Pull every line that includes the word "hello" from the data.

● ● ● ● ●

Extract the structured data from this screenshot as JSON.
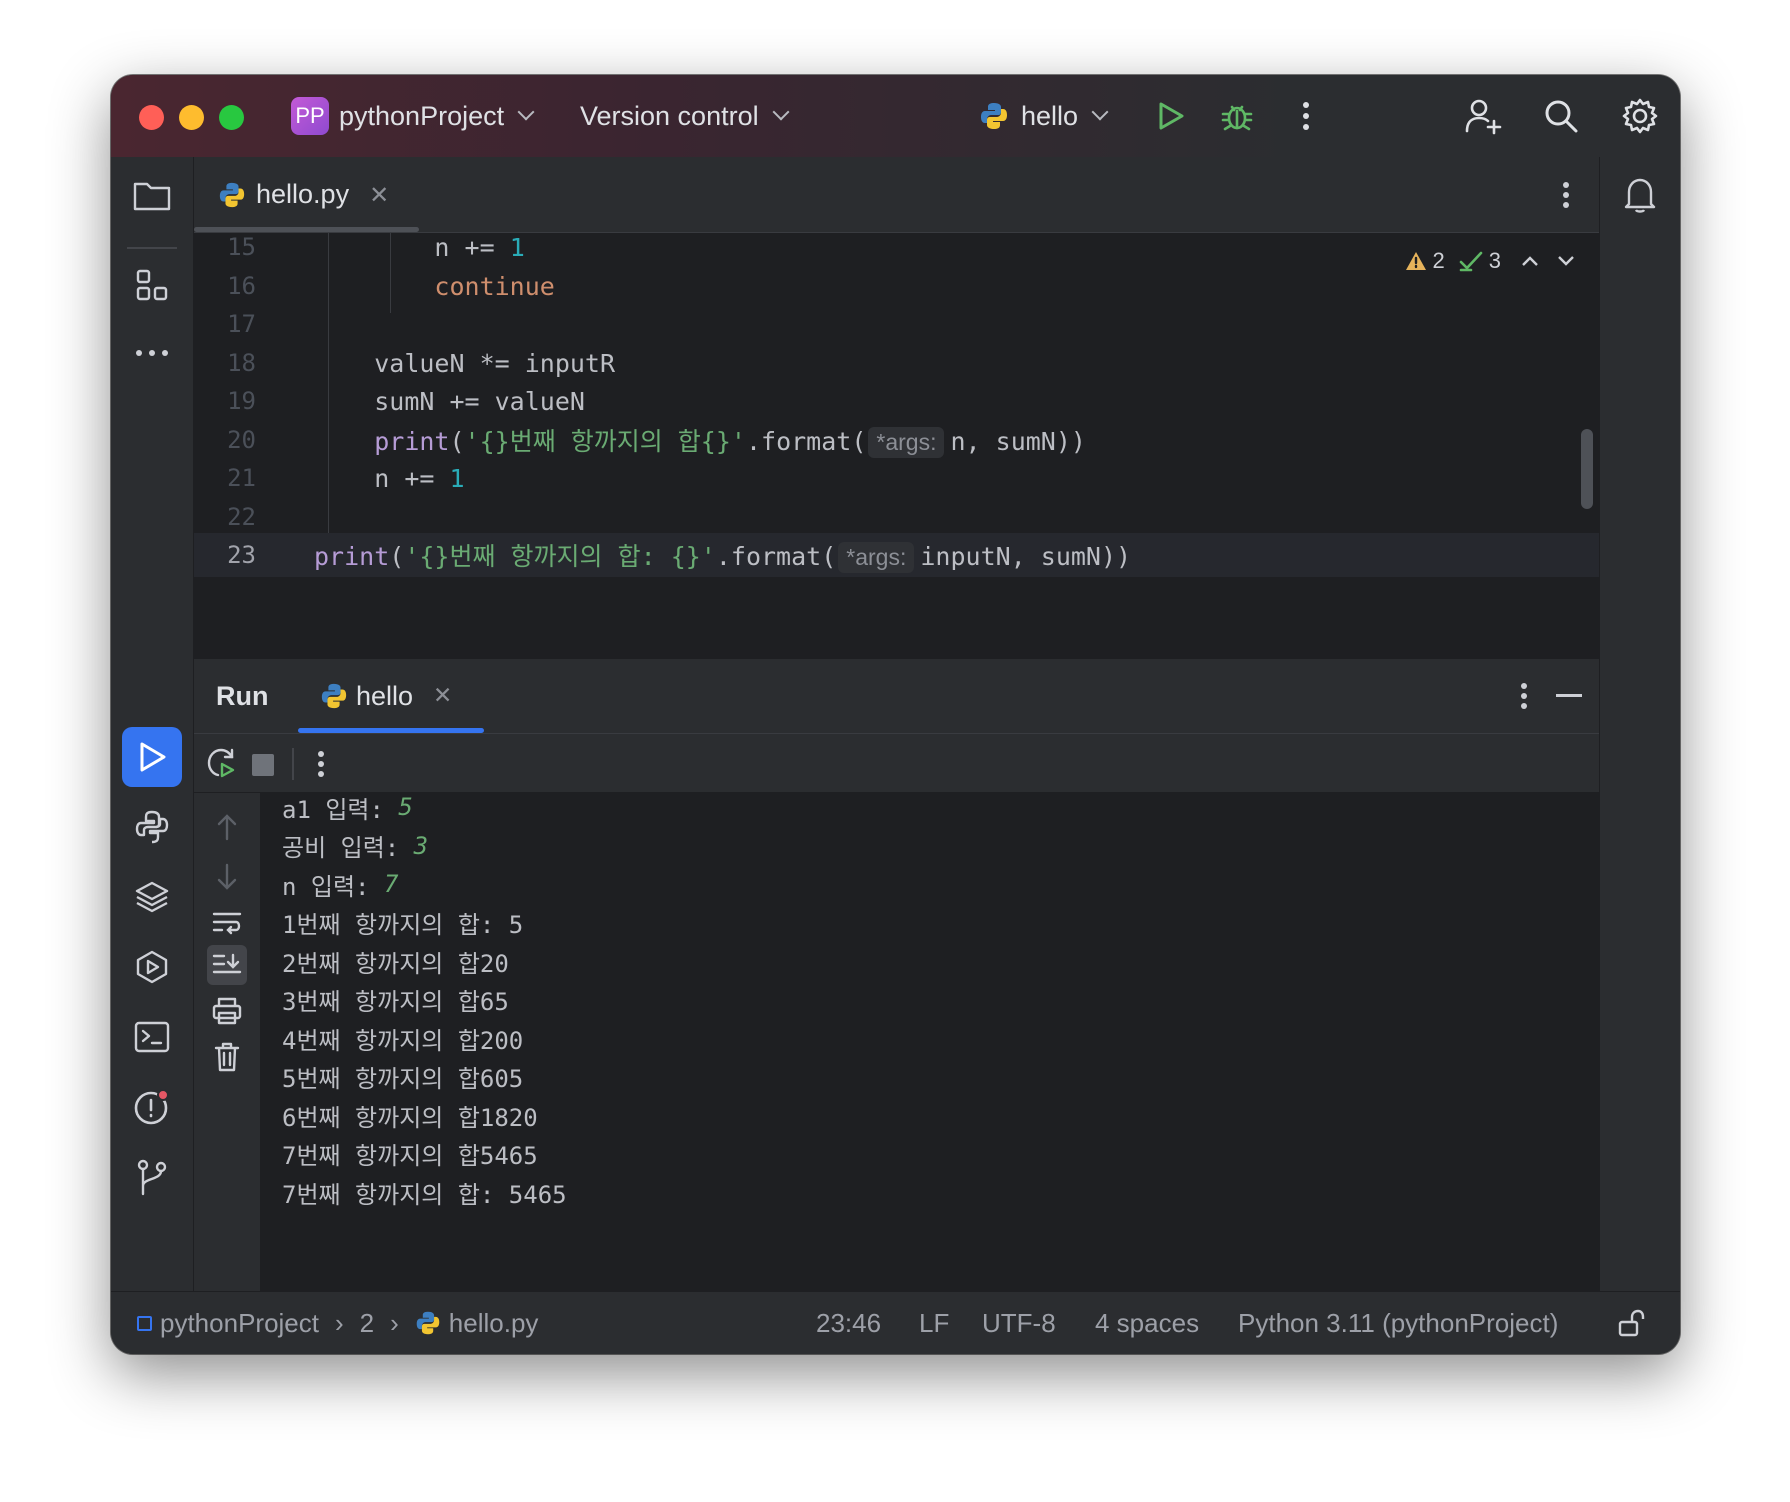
{
  "titlebar": {
    "project_badge": "PP",
    "project_name": "pythonProject",
    "vcs_label": "Version control",
    "run_config": "hello",
    "colors": {
      "close": "#ff5f57",
      "minimize": "#febc2e",
      "maximize": "#28c840"
    }
  },
  "tabs": [
    {
      "label": "hello.py"
    }
  ],
  "inspections": {
    "warnings": "2",
    "ok": "3"
  },
  "editor": {
    "lines": [
      {
        "num": "15",
        "indent": "        ",
        "parts": [
          {
            "t": "n += ",
            "c": ""
          },
          {
            "t": "1",
            "c": "num"
          }
        ]
      },
      {
        "num": "16",
        "indent": "        ",
        "parts": [
          {
            "t": "continue",
            "c": "kw"
          }
        ]
      },
      {
        "num": "17",
        "indent": "",
        "parts": []
      },
      {
        "num": "18",
        "indent": "    ",
        "parts": [
          {
            "t": "valueN *= inputR",
            "c": ""
          }
        ]
      },
      {
        "num": "19",
        "indent": "    ",
        "parts": [
          {
            "t": "sumN += valueN",
            "c": ""
          }
        ]
      },
      {
        "num": "20",
        "indent": "    ",
        "parts": [
          {
            "t": "print",
            "c": "fn"
          },
          {
            "t": "(",
            "c": ""
          },
          {
            "t": "'{}번째 항까지의 합{}'",
            "c": "str"
          },
          {
            "t": ".format(",
            "c": ""
          },
          {
            "t": "*args:",
            "c": "hint"
          },
          {
            "t": "n, sumN))",
            "c": ""
          }
        ]
      },
      {
        "num": "21",
        "indent": "    ",
        "parts": [
          {
            "t": "n += ",
            "c": ""
          },
          {
            "t": "1",
            "c": "num"
          }
        ]
      },
      {
        "num": "22",
        "indent": "",
        "parts": []
      },
      {
        "num": "23",
        "indent": "",
        "parts": [
          {
            "t": "print",
            "c": "fn"
          },
          {
            "t": "(",
            "c": ""
          },
          {
            "t": "'{}번째 항까지의 합: {}'",
            "c": "str"
          },
          {
            "t": ".format(",
            "c": ""
          },
          {
            "t": "*args:",
            "c": "hint"
          },
          {
            "t": "inputN, sumN))",
            "c": ""
          }
        ]
      }
    ]
  },
  "run": {
    "title": "Run",
    "tab_label": "hello",
    "output": [
      {
        "text": "a1 입력: ",
        "input": "5"
      },
      {
        "text": "공비 입력: ",
        "input": "3"
      },
      {
        "text": "n 입력: ",
        "input": "7"
      },
      {
        "text": "1번째 항까지의 합: 5",
        "input": ""
      },
      {
        "text": "2번째 항까지의 합20",
        "input": ""
      },
      {
        "text": "3번째 항까지의 합65",
        "input": ""
      },
      {
        "text": "4번째 항까지의 합200",
        "input": ""
      },
      {
        "text": "5번째 항까지의 합605",
        "input": ""
      },
      {
        "text": "6번째 항까지의 합1820",
        "input": ""
      },
      {
        "text": "7번째 항까지의 합5465",
        "input": ""
      },
      {
        "text": "7번째 항까지의 합: 5465",
        "input": ""
      }
    ]
  },
  "statusbar": {
    "breadcrumb": [
      "pythonProject",
      "2",
      "hello.py"
    ],
    "position": "23:46",
    "line_sep": "LF",
    "encoding": "UTF-8",
    "indent": "4 spaces",
    "interpreter": "Python 3.11 (pythonProject)"
  }
}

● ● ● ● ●

§ Worked solution
    "run_config": "hello",
      "label": "hello.py"
    "tab_label": "hello",
      "hello.py"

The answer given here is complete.